• Supplied material:
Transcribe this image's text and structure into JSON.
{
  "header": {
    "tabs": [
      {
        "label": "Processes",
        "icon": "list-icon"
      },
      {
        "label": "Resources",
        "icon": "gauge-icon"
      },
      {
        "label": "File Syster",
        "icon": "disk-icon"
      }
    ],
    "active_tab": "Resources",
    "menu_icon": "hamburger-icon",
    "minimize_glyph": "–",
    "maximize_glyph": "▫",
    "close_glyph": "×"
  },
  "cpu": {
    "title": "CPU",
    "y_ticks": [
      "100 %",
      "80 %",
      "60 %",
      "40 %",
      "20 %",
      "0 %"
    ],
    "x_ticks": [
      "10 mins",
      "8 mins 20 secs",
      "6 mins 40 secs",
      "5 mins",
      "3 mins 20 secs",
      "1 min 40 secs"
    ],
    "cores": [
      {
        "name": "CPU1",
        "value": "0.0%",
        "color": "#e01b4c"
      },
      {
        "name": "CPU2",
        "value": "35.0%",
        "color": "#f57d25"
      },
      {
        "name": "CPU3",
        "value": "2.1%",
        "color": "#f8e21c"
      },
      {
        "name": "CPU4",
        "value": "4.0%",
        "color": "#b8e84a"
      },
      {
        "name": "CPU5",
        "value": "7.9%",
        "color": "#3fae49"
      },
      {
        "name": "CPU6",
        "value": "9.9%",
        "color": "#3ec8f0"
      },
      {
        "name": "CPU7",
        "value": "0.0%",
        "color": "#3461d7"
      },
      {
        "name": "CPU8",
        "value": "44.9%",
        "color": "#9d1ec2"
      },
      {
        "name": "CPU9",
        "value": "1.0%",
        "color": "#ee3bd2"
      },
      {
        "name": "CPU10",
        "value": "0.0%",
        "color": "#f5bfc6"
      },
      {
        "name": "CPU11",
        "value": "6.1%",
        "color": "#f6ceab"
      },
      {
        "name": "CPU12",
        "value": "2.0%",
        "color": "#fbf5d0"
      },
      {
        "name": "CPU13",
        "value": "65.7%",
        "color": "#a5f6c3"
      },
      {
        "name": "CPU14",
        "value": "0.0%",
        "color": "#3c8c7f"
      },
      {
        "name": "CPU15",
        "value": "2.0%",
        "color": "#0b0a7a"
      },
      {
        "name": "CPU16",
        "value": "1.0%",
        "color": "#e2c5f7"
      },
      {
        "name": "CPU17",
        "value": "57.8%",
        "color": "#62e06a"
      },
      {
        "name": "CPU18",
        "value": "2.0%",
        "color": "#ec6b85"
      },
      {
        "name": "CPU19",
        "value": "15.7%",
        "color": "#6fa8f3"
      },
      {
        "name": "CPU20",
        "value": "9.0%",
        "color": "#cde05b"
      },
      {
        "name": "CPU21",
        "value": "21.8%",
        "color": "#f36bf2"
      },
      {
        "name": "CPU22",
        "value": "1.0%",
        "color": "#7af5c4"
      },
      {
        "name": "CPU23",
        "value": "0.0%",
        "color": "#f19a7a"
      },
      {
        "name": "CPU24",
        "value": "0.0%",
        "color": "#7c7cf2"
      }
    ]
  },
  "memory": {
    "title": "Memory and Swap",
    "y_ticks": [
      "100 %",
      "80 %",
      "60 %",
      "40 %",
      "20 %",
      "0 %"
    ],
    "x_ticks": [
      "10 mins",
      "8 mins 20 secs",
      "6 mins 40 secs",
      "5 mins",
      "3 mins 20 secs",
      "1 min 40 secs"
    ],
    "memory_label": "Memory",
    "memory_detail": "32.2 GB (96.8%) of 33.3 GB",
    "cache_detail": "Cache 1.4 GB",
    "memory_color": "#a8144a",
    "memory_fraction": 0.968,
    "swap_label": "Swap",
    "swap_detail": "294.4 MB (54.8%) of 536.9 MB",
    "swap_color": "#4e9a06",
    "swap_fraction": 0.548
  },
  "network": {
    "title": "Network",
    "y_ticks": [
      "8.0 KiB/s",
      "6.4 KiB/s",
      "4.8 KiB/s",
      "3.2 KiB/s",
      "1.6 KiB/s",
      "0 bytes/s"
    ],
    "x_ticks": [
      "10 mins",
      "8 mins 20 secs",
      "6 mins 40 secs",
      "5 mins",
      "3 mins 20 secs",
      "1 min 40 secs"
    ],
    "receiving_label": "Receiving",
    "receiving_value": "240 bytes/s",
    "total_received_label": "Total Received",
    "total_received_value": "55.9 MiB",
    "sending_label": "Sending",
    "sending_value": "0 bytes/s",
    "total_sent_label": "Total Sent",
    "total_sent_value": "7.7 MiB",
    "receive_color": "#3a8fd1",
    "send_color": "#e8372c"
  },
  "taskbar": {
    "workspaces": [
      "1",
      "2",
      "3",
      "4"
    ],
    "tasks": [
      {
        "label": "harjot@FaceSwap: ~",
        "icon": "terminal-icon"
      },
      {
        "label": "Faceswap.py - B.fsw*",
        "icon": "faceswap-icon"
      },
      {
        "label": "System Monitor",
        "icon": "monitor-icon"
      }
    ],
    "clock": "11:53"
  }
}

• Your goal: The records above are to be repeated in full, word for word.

• Problem solution:
Transcribe this image's text and structure into JSON.
{
  "header": {
    "tabs": [
      {
        "label": "Processes",
        "icon": "list-icon"
      },
      {
        "label": "Resources",
        "icon": "gauge-icon"
      },
      {
        "label": "File Syster",
        "icon": "disk-icon"
      }
    ],
    "active_tab": "Resources",
    "menu_icon": "hamburger-icon",
    "minimize_glyph": "–",
    "maximize_glyph": "▫",
    "close_glyph": "×"
  },
  "cpu": {
    "title": "CPU",
    "y_ticks": [
      "100 %",
      "80 %",
      "60 %",
      "40 %",
      "20 %",
      "0 %"
    ],
    "x_ticks": [
      "10 mins",
      "8 mins 20 secs",
      "6 mins 40 secs",
      "5 mins",
      "3 mins 20 secs",
      "1 min 40 secs"
    ],
    "cores": [
      {
        "name": "CPU1",
        "value": "0.0%",
        "color": "#e01b4c"
      },
      {
        "name": "CPU2",
        "value": "35.0%",
        "color": "#f57d25"
      },
      {
        "name": "CPU3",
        "value": "2.1%",
        "color": "#f8e21c"
      },
      {
        "name": "CPU4",
        "value": "4.0%",
        "color": "#b8e84a"
      },
      {
        "name": "CPU5",
        "value": "7.9%",
        "color": "#3fae49"
      },
      {
        "name": "CPU6",
        "value": "9.9%",
        "color": "#3ec8f0"
      },
      {
        "name": "CPU7",
        "value": "0.0%",
        "color": "#3461d7"
      },
      {
        "name": "CPU8",
        "value": "44.9%",
        "color": "#9d1ec2"
      },
      {
        "name": "CPU9",
        "value": "1.0%",
        "color": "#ee3bd2"
      },
      {
        "name": "CPU10",
        "value": "0.0%",
        "color": "#f5bfc6"
      },
      {
        "name": "CPU11",
        "value": "6.1%",
        "color": "#f6ceab"
      },
      {
        "name": "CPU12",
        "value": "2.0%",
        "color": "#fbf5d0"
      },
      {
        "name": "CPU13",
        "value": "65.7%",
        "color": "#a5f6c3"
      },
      {
        "name": "CPU14",
        "value": "0.0%",
        "color": "#3c8c7f"
      },
      {
        "name": "CPU15",
        "value": "2.0%",
        "color": "#0b0a7a"
      },
      {
        "name": "CPU16",
        "value": "1.0%",
        "color": "#e2c5f7"
      },
      {
        "name": "CPU17",
        "value": "57.8%",
        "color": "#62e06a"
      },
      {
        "name": "CPU18",
        "value": "2.0%",
        "color": "#ec6b85"
      },
      {
        "name": "CPU19",
        "value": "15.7%",
        "color": "#6fa8f3"
      },
      {
        "name": "CPU20",
        "value": "9.0%",
        "color": "#cde05b"
      },
      {
        "name": "CPU21",
        "value": "21.8%",
        "color": "#f36bf2"
      },
      {
        "name": "CPU22",
        "value": "1.0%",
        "color": "#7af5c4"
      },
      {
        "name": "CPU23",
        "value": "0.0%",
        "color": "#f19a7a"
      },
      {
        "name": "CPU24",
        "value": "0.0%",
        "color": "#7c7cf2"
      }
    ]
  },
  "memory": {
    "title": "Memory and Swap",
    "y_ticks": [
      "100 %",
      "80 %",
      "60 %",
      "40 %",
      "20 %",
      "0 %"
    ],
    "x_ticks": [
      "10 mins",
      "8 mins 20 secs",
      "6 mins 40 secs",
      "5 mins",
      "3 mins 20 secs",
      "1 min 40 secs"
    ],
    "memory_label": "Memory",
    "memory_detail": "32.2 GB (96.8%) of 33.3 GB",
    "cache_detail": "Cache 1.4 GB",
    "memory_color": "#a8144a",
    "memory_fraction": 0.968,
    "swap_label": "Swap",
    "swap_detail": "294.4 MB (54.8%) of 536.9 MB",
    "swap_color": "#4e9a06",
    "swap_fraction": 0.548
  },
  "network": {
    "title": "Network",
    "y_ticks": [
      "8.0 KiB/s",
      "6.4 KiB/s",
      "4.8 KiB/s",
      "3.2 KiB/s",
      "1.6 KiB/s",
      "0 bytes/s"
    ],
    "x_ticks": [
      "10 mins",
      "8 mins 20 secs",
      "6 mins 40 secs",
      "5 mins",
      "3 mins 20 secs",
      "1 min 40 secs"
    ],
    "receiving_label": "Receiving",
    "receiving_value": "240 bytes/s",
    "total_received_label": "Total Received",
    "total_received_value": "55.9 MiB",
    "sending_label": "Sending",
    "sending_value": "0 bytes/s",
    "total_sent_label": "Total Sent",
    "total_sent_value": "7.7 MiB",
    "receive_color": "#3a8fd1",
    "send_color": "#e8372c"
  },
  "taskbar": {
    "workspaces": [
      "1",
      "2",
      "3",
      "4"
    ],
    "tasks": [
      {
        "label": "harjot@FaceSwap: ~",
        "icon": "terminal-icon"
      },
      {
        "label": "Faceswap.py - B.fsw*",
        "icon": "faceswap-icon"
      },
      {
        "label": "System Monitor",
        "icon": "monitor-icon"
      }
    ],
    "clock": "11:53"
  }
}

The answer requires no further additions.